--- RECORDS FOR THE EXERCISE Enclosed Below ---
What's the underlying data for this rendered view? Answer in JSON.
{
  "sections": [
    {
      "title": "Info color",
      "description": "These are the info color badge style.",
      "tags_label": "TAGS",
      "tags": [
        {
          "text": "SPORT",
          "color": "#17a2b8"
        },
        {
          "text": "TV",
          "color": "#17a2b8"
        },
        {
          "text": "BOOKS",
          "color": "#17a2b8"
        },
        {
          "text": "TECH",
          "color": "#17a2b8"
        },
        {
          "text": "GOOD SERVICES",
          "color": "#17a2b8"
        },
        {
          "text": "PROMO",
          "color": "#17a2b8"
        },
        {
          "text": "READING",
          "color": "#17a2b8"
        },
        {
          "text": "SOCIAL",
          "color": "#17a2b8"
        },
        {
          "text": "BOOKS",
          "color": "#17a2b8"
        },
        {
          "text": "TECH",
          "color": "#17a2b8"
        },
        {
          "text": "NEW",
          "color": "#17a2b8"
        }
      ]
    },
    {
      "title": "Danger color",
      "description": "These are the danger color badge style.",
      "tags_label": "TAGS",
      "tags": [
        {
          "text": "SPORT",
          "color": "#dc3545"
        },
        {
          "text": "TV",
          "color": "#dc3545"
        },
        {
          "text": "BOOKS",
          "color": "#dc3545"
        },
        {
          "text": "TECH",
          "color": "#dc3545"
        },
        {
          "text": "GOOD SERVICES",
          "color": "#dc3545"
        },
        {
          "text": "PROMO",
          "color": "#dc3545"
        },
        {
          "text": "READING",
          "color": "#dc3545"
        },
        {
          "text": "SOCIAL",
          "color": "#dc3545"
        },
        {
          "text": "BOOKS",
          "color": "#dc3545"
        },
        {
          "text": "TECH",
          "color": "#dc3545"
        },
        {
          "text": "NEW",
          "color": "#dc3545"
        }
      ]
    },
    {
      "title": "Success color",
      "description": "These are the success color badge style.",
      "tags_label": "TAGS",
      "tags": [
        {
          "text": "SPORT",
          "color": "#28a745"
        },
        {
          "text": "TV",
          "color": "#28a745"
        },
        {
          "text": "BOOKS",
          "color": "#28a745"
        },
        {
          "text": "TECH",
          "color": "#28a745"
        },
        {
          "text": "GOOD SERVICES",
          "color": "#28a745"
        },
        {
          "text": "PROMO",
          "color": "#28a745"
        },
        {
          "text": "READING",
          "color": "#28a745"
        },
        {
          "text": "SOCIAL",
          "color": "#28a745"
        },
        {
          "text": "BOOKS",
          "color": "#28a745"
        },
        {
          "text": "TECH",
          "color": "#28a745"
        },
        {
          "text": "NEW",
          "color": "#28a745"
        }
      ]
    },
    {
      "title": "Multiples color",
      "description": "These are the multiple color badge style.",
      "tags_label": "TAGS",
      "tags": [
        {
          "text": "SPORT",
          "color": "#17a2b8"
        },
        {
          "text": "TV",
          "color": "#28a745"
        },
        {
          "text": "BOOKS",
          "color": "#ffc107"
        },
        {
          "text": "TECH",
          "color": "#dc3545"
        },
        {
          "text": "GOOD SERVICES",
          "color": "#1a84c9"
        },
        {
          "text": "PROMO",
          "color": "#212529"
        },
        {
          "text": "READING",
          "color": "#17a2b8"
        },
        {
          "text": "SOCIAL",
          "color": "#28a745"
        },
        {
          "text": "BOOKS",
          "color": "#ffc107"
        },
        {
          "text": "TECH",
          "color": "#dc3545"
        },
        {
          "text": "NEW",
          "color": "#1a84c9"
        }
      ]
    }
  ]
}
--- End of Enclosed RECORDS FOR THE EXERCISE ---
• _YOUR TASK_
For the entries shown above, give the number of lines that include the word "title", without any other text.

• _TASK ANSWER_
4